February 12, 2016

Elite X-Plane General Aviation Dream Package flight simulator system (credit: Xforce PC)

You can learn how to improve your novice pilot skills by having your brain zapped with recorded brain patterns of experienced pilots via transcranial direct current stimulation (tDCS), according to researchers at HRL Laboratories.

“We measured the brain activity patterns of six commercial and military pilots, and then transmitted these patterns into novice subjects as they learned to pilot an airplane in a realistic flight simulator,” says Matthew Phillips, PhD.

The study, published in an open-access paper in the February 2016 issue of the journal Frontiers in Human Neuroscience, found that novice pilots who received brain stimulation via electrode-embedded head caps improved their piloting abilities, with a 33 percent increase in skill consistency, compared to those who received sham stimulation. “We measured the average g-force of the plane during the simulated landing and compared it to control subjects who received a mock brain stimulation,” says Phillips.

“Pilot skill development requires a synthesis of multiple cognitive faculties, many of which are enhanced by tDCS and include dexterity, mental arithmetic, cognitive flexibility, visuo-spatial reasoning, and working memory,” the authors note.

Measuring brain activity to infer learning

Neuroimaging and tDCS experimental setup for stimulation. EEG locations are denoted in blue, fNIRS sources (red), and detectors (green). tDCS electrodes are denoted in purple (cathodes) and yellow (anodes). C and D: Predicted electric field intensities. (credit: Jaehoon Choe et al./Front. Hum. Neurosci.)

The study focused on a working-memory area — the right dorsolateral prefrontal cortex (DLPFC) — and the left motor cortex (M1), using continuous electroencephalography (EEG) to monitor midline frontal theta-band oscillatory brain activity and functional near infrared spectroscopy (fNIRS) to monitor blood oxygenation to infer neuronal activity.

The researchers used the XForce Dream Simulator package from X-Force PC and the X-plane 10 flight simulator software from Laminar Research for flight simulation training.
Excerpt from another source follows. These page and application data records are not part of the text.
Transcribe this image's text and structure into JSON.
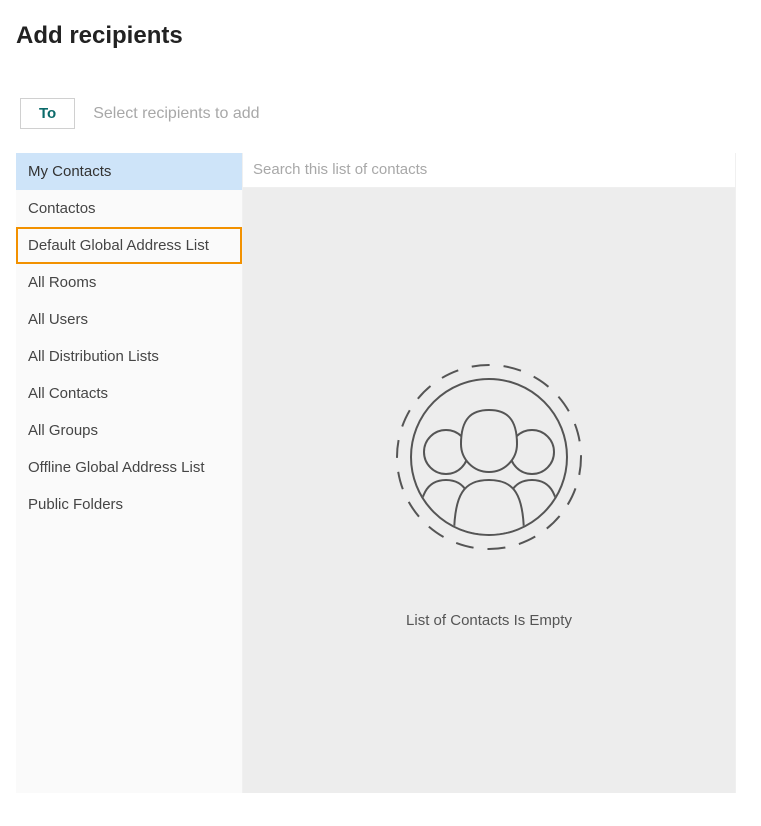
{
  "header": {
    "title": "Add recipients"
  },
  "recipient_bar": {
    "to_label": "To",
    "placeholder": "Select recipients to add"
  },
  "sidebar": {
    "items": [
      {
        "label": "My Contacts",
        "selected": true,
        "highlighted": false
      },
      {
        "label": "Contactos",
        "selected": false,
        "highlighted": false
      },
      {
        "label": "Default Global Address List",
        "selected": false,
        "highlighted": true
      },
      {
        "label": "All Rooms",
        "selected": false,
        "highlighted": false
      },
      {
        "label": "All Users",
        "selected": false,
        "highlighted": false
      },
      {
        "label": "All Distribution Lists",
        "selected": false,
        "highlighted": false
      },
      {
        "label": "All Contacts",
        "selected": false,
        "highlighted": false
      },
      {
        "label": "All Groups",
        "selected": false,
        "highlighted": false
      },
      {
        "label": "Offline Global Address List",
        "selected": false,
        "highlighted": false
      },
      {
        "label": "Public Folders",
        "selected": false,
        "highlighted": false
      }
    ]
  },
  "main": {
    "search_placeholder": "Search this list of contacts",
    "empty_message": "List of Contacts Is Empty"
  }
}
Previous research has demonstrated that tDCS can both help patients more quickly recover from a stroke and boost a healthy person’s creativity; HRL’s new study is one of the first to show that tDCS is effective in accelerating practical learning.
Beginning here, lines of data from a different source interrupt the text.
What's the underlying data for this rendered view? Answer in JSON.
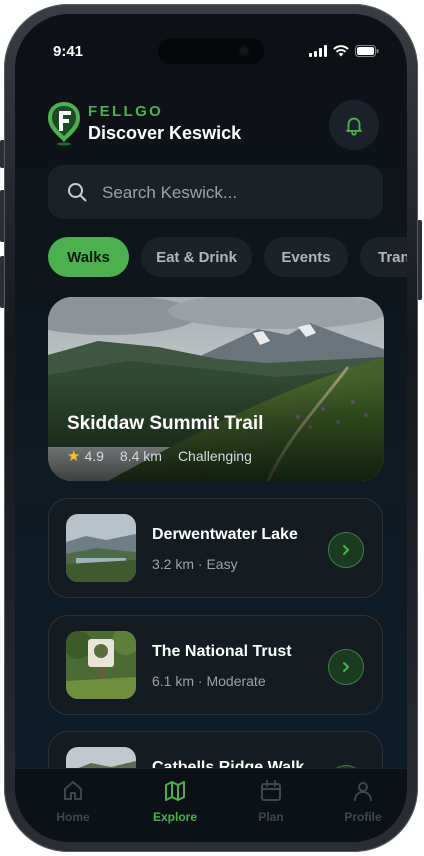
{
  "status_bar": {
    "time": "9:41"
  },
  "header": {
    "brand": "FELLGO",
    "title": "Discover Keswick"
  },
  "search": {
    "placeholder": "Search Keswick..."
  },
  "categories": [
    {
      "label": "Walks",
      "active": true
    },
    {
      "label": "Eat & Drink",
      "active": false
    },
    {
      "label": "Events",
      "active": false
    },
    {
      "label": "Transport",
      "active": false
    }
  ],
  "featured": {
    "title": "Skiddaw Summit Trail",
    "rating": "4.9",
    "distance": "8.4 km",
    "difficulty": "Challenging"
  },
  "walks": [
    {
      "title": "Derwentwater Lake",
      "subtitle": "3.2 km · Easy"
    },
    {
      "title": "The National Trust",
      "subtitle": "6.1 km · Moderate"
    },
    {
      "title": "Catbells Ridge Walk",
      "subtitle": ""
    }
  ],
  "tabbar": [
    {
      "label": "Home",
      "icon": "home-icon",
      "active": false
    },
    {
      "label": "Explore",
      "icon": "map-icon",
      "active": true
    },
    {
      "label": "Plan",
      "icon": "calendar-icon",
      "active": false
    },
    {
      "label": "Profile",
      "icon": "profile-icon",
      "active": false
    }
  ],
  "colors": {
    "accent": "#4caf50",
    "background": "#0d1014",
    "card": "#141b21"
  }
}
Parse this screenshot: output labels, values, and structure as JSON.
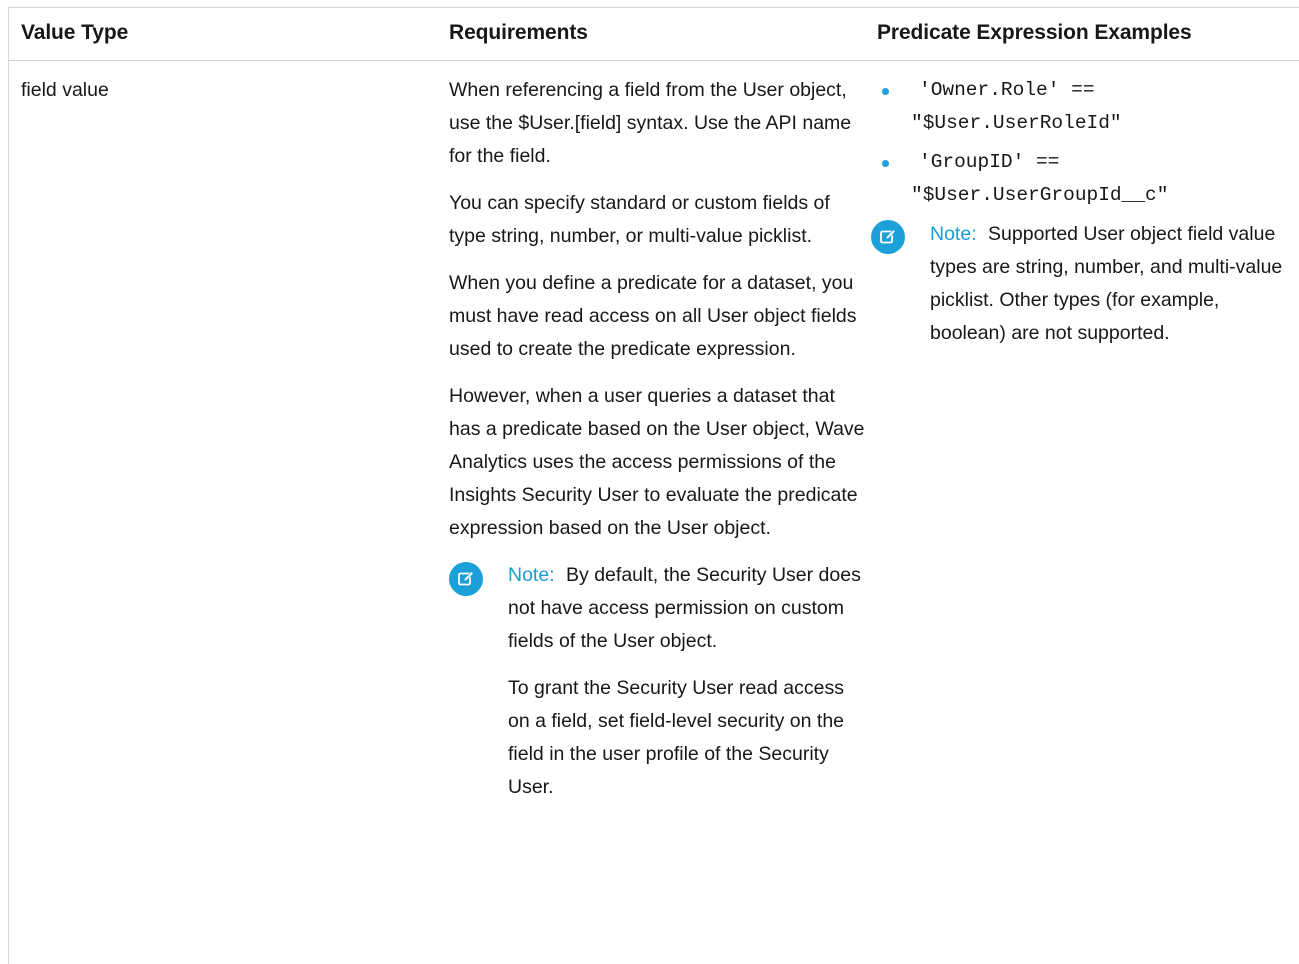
{
  "table": {
    "headers": {
      "value_type": "Value Type",
      "requirements": "Requirements",
      "examples": "Predicate Expression Examples"
    },
    "row": {
      "value_type": "field value",
      "requirements": {
        "paragraphs": [
          "When referencing a field from the User object, use the $User.[field] syntax. Use the API name for the field.",
          "You can specify standard or custom fields of type string, number, or multi-value picklist.",
          "When you define a predicate for a dataset, you must have read access on all User object fields used to create the predicate expression.",
          "However, when a user queries a dataset that has a predicate based on the User object, Wave Analytics uses the access permissions of the Insights Security User to evaluate the predicate expression based on the User object."
        ],
        "note": {
          "label": "Note:",
          "text": "By default, the Security User does not have access permission on custom fields of the User object.",
          "text2": "To grant the Security User read access on a field, set field-level security on the field in the user profile of the Security User."
        }
      },
      "examples": {
        "items": [
          {
            "line1": "'Owner.Role' ==",
            "line2": "\"$User.UserRoleId\""
          },
          {
            "line1": "'GroupID' ==",
            "line2": "\"$User.UserGroupId__c\""
          }
        ],
        "note": {
          "label": "Note:",
          "text": "Supported User object field value types are string, number, and multi-value picklist. Other types (for example, boolean) are not supported."
        }
      }
    }
  },
  "colors": {
    "accent": "#1ba1d8",
    "text": "#181818",
    "border": "#d8d8d8"
  },
  "icons": {
    "note": "edit-note-icon",
    "bullet": "bullet-dot"
  }
}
Phillips speculates that the potential to increase learning with brain stimulation may make this form of accelerated learning commonplace. “As we discover more about optimizing, personalizing, and adapting brain stimulation protocols, we’ll likely see these technologies become routine in training and classroom environments,” he says. “It’s possible that brain stimulation could be implemented for classes like drivers’ training, SAT prep, and language learning.”

HRL Laboratories, LLC | Enhanced Training Through Neurostimulation
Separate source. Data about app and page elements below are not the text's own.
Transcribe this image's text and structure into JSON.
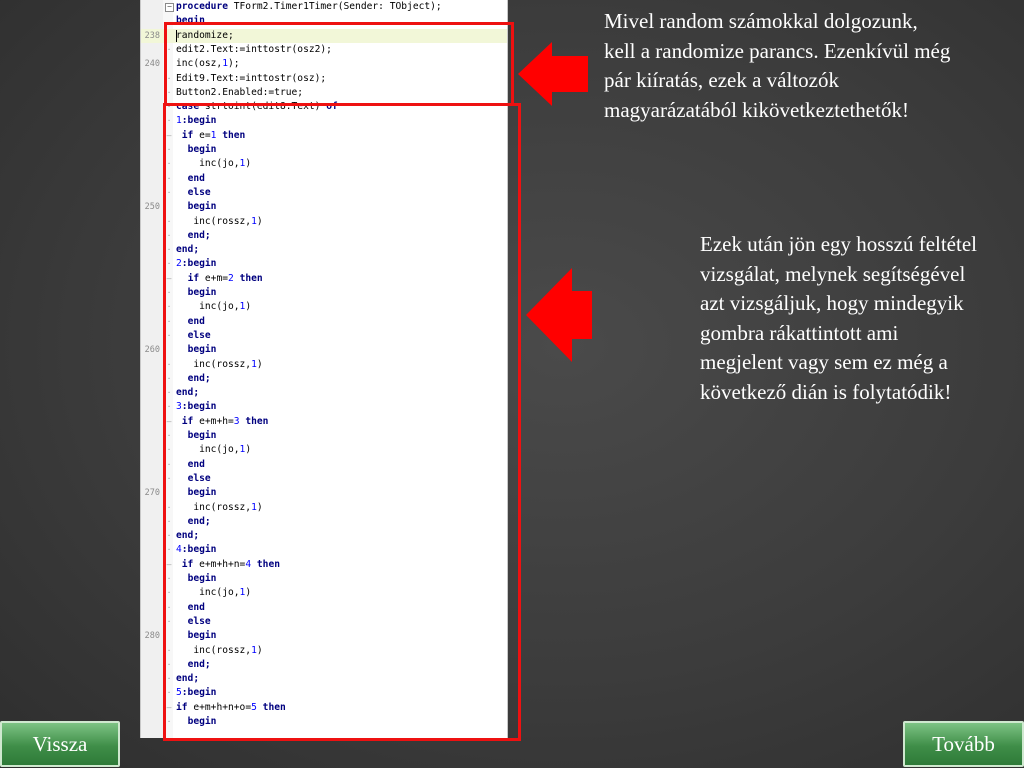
{
  "editor": {
    "lines": [
      {
        "num": "",
        "fold": "box",
        "segments": [
          [
            "kw",
            "procedure"
          ],
          [
            "t",
            " TForm2.Timer1Timer(Sender: TObject);"
          ]
        ]
      },
      {
        "num": "",
        "fold": "",
        "segments": [
          [
            "kw",
            "begin"
          ]
        ]
      },
      {
        "num": "238",
        "fold": "",
        "current": true,
        "segments": [
          [
            "t",
            "randomize;"
          ]
        ]
      },
      {
        "num": "",
        "fold": "·",
        "segments": [
          [
            "t",
            "edit2.Text:=inttostr(osz2);"
          ]
        ]
      },
      {
        "num": "240",
        "fold": "",
        "segments": [
          [
            "t",
            "inc(osz,"
          ],
          [
            "num",
            "1"
          ],
          [
            "t",
            ");"
          ]
        ]
      },
      {
        "num": "",
        "fold": "·",
        "segments": [
          [
            "t",
            "Edit9.Text:=inttostr(osz);"
          ]
        ]
      },
      {
        "num": "",
        "fold": "·",
        "segments": [
          [
            "t",
            "Button2.Enabled:=true;"
          ]
        ]
      },
      {
        "num": "",
        "fold": "·",
        "segments": [
          [
            "kw",
            "case"
          ],
          [
            "t",
            " strtoint(edit8.Text) "
          ],
          [
            "kw",
            "of"
          ]
        ]
      },
      {
        "num": "",
        "fold": "·",
        "segments": [
          [
            "num",
            "1"
          ],
          [
            "kw",
            ":begin"
          ]
        ]
      },
      {
        "num": "",
        "fold": "–",
        "segments": [
          [
            "t",
            " "
          ],
          [
            "kw",
            "if"
          ],
          [
            "t",
            " e="
          ],
          [
            "num",
            "1"
          ],
          [
            "t",
            " "
          ],
          [
            "kw",
            "then"
          ]
        ]
      },
      {
        "num": "",
        "fold": "·",
        "segments": [
          [
            "t",
            "  "
          ],
          [
            "kw",
            "begin"
          ]
        ]
      },
      {
        "num": "",
        "fold": "·",
        "segments": [
          [
            "t",
            "    inc(jo,"
          ],
          [
            "num",
            "1"
          ],
          [
            "t",
            ")"
          ]
        ]
      },
      {
        "num": "",
        "fold": "·",
        "segments": [
          [
            "t",
            "  "
          ],
          [
            "kw",
            "end"
          ]
        ]
      },
      {
        "num": "",
        "fold": "·",
        "segments": [
          [
            "t",
            "  "
          ],
          [
            "kw",
            "else"
          ]
        ]
      },
      {
        "num": "250",
        "fold": "",
        "segments": [
          [
            "t",
            "  "
          ],
          [
            "kw",
            "begin"
          ]
        ]
      },
      {
        "num": "",
        "fold": "·",
        "segments": [
          [
            "t",
            "   inc(rossz,"
          ],
          [
            "num",
            "1"
          ],
          [
            "t",
            ")"
          ]
        ]
      },
      {
        "num": "",
        "fold": "·",
        "segments": [
          [
            "t",
            "  "
          ],
          [
            "kw",
            "end;"
          ]
        ]
      },
      {
        "num": "",
        "fold": "·",
        "segments": [
          [
            "kw",
            "end;"
          ]
        ]
      },
      {
        "num": "",
        "fold": "·",
        "segments": [
          [
            "num",
            "2"
          ],
          [
            "kw",
            ":begin"
          ]
        ]
      },
      {
        "num": "",
        "fold": "–",
        "segments": [
          [
            "t",
            "  "
          ],
          [
            "kw",
            "if"
          ],
          [
            "t",
            " e+m="
          ],
          [
            "num",
            "2"
          ],
          [
            "t",
            " "
          ],
          [
            "kw",
            "then"
          ]
        ]
      },
      {
        "num": "",
        "fold": "·",
        "segments": [
          [
            "t",
            "  "
          ],
          [
            "kw",
            "begin"
          ]
        ]
      },
      {
        "num": "",
        "fold": "·",
        "segments": [
          [
            "t",
            "    inc(jo,"
          ],
          [
            "num",
            "1"
          ],
          [
            "t",
            ")"
          ]
        ]
      },
      {
        "num": "",
        "fold": "·",
        "segments": [
          [
            "t",
            "  "
          ],
          [
            "kw",
            "end"
          ]
        ]
      },
      {
        "num": "",
        "fold": "·",
        "segments": [
          [
            "t",
            "  "
          ],
          [
            "kw",
            "else"
          ]
        ]
      },
      {
        "num": "260",
        "fold": "",
        "segments": [
          [
            "t",
            "  "
          ],
          [
            "kw",
            "begin"
          ]
        ]
      },
      {
        "num": "",
        "fold": "·",
        "segments": [
          [
            "t",
            "   inc(rossz,"
          ],
          [
            "num",
            "1"
          ],
          [
            "t",
            ")"
          ]
        ]
      },
      {
        "num": "",
        "fold": "·",
        "segments": [
          [
            "t",
            "  "
          ],
          [
            "kw",
            "end;"
          ]
        ]
      },
      {
        "num": "",
        "fold": "·",
        "segments": [
          [
            "kw",
            "end;"
          ]
        ]
      },
      {
        "num": "",
        "fold": "·",
        "segments": [
          [
            "num",
            "3"
          ],
          [
            "kw",
            ":begin"
          ]
        ]
      },
      {
        "num": "",
        "fold": "–",
        "segments": [
          [
            "t",
            " "
          ],
          [
            "kw",
            "if"
          ],
          [
            "t",
            " e+m+h="
          ],
          [
            "num",
            "3"
          ],
          [
            "t",
            " "
          ],
          [
            "kw",
            "then"
          ]
        ]
      },
      {
        "num": "",
        "fold": "·",
        "segments": [
          [
            "t",
            "  "
          ],
          [
            "kw",
            "begin"
          ]
        ]
      },
      {
        "num": "",
        "fold": "·",
        "segments": [
          [
            "t",
            "    inc(jo,"
          ],
          [
            "num",
            "1"
          ],
          [
            "t",
            ")"
          ]
        ]
      },
      {
        "num": "",
        "fold": "·",
        "segments": [
          [
            "t",
            "  "
          ],
          [
            "kw",
            "end"
          ]
        ]
      },
      {
        "num": "",
        "fold": "·",
        "segments": [
          [
            "t",
            "  "
          ],
          [
            "kw",
            "else"
          ]
        ]
      },
      {
        "num": "270",
        "fold": "",
        "segments": [
          [
            "t",
            "  "
          ],
          [
            "kw",
            "begin"
          ]
        ]
      },
      {
        "num": "",
        "fold": "·",
        "segments": [
          [
            "t",
            "   inc(rossz,"
          ],
          [
            "num",
            "1"
          ],
          [
            "t",
            ")"
          ]
        ]
      },
      {
        "num": "",
        "fold": "·",
        "segments": [
          [
            "t",
            "  "
          ],
          [
            "kw",
            "end;"
          ]
        ]
      },
      {
        "num": "",
        "fold": "·",
        "segments": [
          [
            "kw",
            "end;"
          ]
        ]
      },
      {
        "num": "",
        "fold": "·",
        "segments": [
          [
            "num",
            "4"
          ],
          [
            "kw",
            ":begin"
          ]
        ]
      },
      {
        "num": "",
        "fold": "–",
        "segments": [
          [
            "t",
            " "
          ],
          [
            "kw",
            "if"
          ],
          [
            "t",
            " e+m+h+n="
          ],
          [
            "num",
            "4"
          ],
          [
            "t",
            " "
          ],
          [
            "kw",
            "then"
          ]
        ]
      },
      {
        "num": "",
        "fold": "·",
        "segments": [
          [
            "t",
            "  "
          ],
          [
            "kw",
            "begin"
          ]
        ]
      },
      {
        "num": "",
        "fold": "·",
        "segments": [
          [
            "t",
            "    inc(jo,"
          ],
          [
            "num",
            "1"
          ],
          [
            "t",
            ")"
          ]
        ]
      },
      {
        "num": "",
        "fold": "·",
        "segments": [
          [
            "t",
            "  "
          ],
          [
            "kw",
            "end"
          ]
        ]
      },
      {
        "num": "",
        "fold": "·",
        "segments": [
          [
            "t",
            "  "
          ],
          [
            "kw",
            "else"
          ]
        ]
      },
      {
        "num": "280",
        "fold": "",
        "segments": [
          [
            "t",
            "  "
          ],
          [
            "kw",
            "begin"
          ]
        ]
      },
      {
        "num": "",
        "fold": "·",
        "segments": [
          [
            "t",
            "   inc(rossz,"
          ],
          [
            "num",
            "1"
          ],
          [
            "t",
            ")"
          ]
        ]
      },
      {
        "num": "",
        "fold": "·",
        "segments": [
          [
            "t",
            "  "
          ],
          [
            "kw",
            "end;"
          ]
        ]
      },
      {
        "num": "",
        "fold": "·",
        "segments": [
          [
            "kw",
            "end;"
          ]
        ]
      },
      {
        "num": "",
        "fold": "·",
        "segments": [
          [
            "num",
            "5"
          ],
          [
            "kw",
            ":begin"
          ]
        ]
      },
      {
        "num": "",
        "fold": "–",
        "segments": [
          [
            "kw",
            "if"
          ],
          [
            "t",
            " e+m+h+n+o="
          ],
          [
            "num",
            "5"
          ],
          [
            "t",
            " "
          ],
          [
            "kw",
            "then"
          ]
        ]
      },
      {
        "num": "",
        "fold": "·",
        "segments": [
          [
            "t",
            "  "
          ],
          [
            "kw",
            "begin"
          ]
        ]
      }
    ]
  },
  "text": {
    "desc_1": "Mivel random számokkal dolgozunk, kell a randomize parancs. Ezenkívül még pár kiíratás, ezek a változók magyarázatából kikövetkeztethetők!",
    "desc_2": "Ezek után jön egy hosszú feltétel vizsgálat, melynek segítségével azt vizsgáljuk, hogy mindegyik gombra rákattintott ami megjelent vagy sem ez még a következő dián is folytatódik!"
  },
  "nav": {
    "back_label": "Vissza",
    "next_label": "Tovább"
  },
  "colors": {
    "highlight": "#ee1111",
    "arrow": "#ff0000",
    "button": "#4a9a53"
  }
}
Abstract of Transcranial Direct Current Stimulation Modulates Neuronal Activity and Learning in Pilot Training

Skill acquisition requires distributed learning both within (online) and across (offline) days to consolidate experiences into newly learned abilities. In particular, piloting an aircraft requires skills developed from extensive training and practice. Here, we tested the hypothesis that transcranial direct current stimulation (tDCS) can modulate neuronal function to improve skill learning and performance during flight simulator training of aircraft landing procedures. Thirty-two right-handed participants consented to participate in four consecutive daily sessions of flight simulation training and received sham or anodal high-definition-tDCS to the right dorsolateral prefrontal cortex (DLPFC) or left motor cortex (M1) in a randomized, double-blind experiment. Continuous electroencephalography (EEG) and functional near infrared spectroscopy (fNIRS) were collected during flight simulation, n-back working memory, and resting-state assessments. tDCS of the right DLPFC increased midline-frontal theta-band activity in flight and n-back working memory training, confirming tDCS-related modulation of brain processes involved in executive function. This modulation corresponded to a significantly different online and offline learning rates for working memory accuracy and decreased inter-subject behavioral variability in flight and n-back tasks in the DLPFC stimulation group. Additionally, tDCS of left M1 increased parietal alpha power during flight tasks and tDCS to the right DLPFC increased midline frontal theta-band power during n-back and flight tasks. These results demonstrate a modulation of group variance in skill acquisition through an increasing in learned skill consistency in cognitive and real-world tasks with tDCS. Further, tDCS performance improvements corresponded to changes in electrophysiological and blood-oxygenation activity of the DLPFC and motor cortices, providing a stronger link between modulated neuronal function and behavior.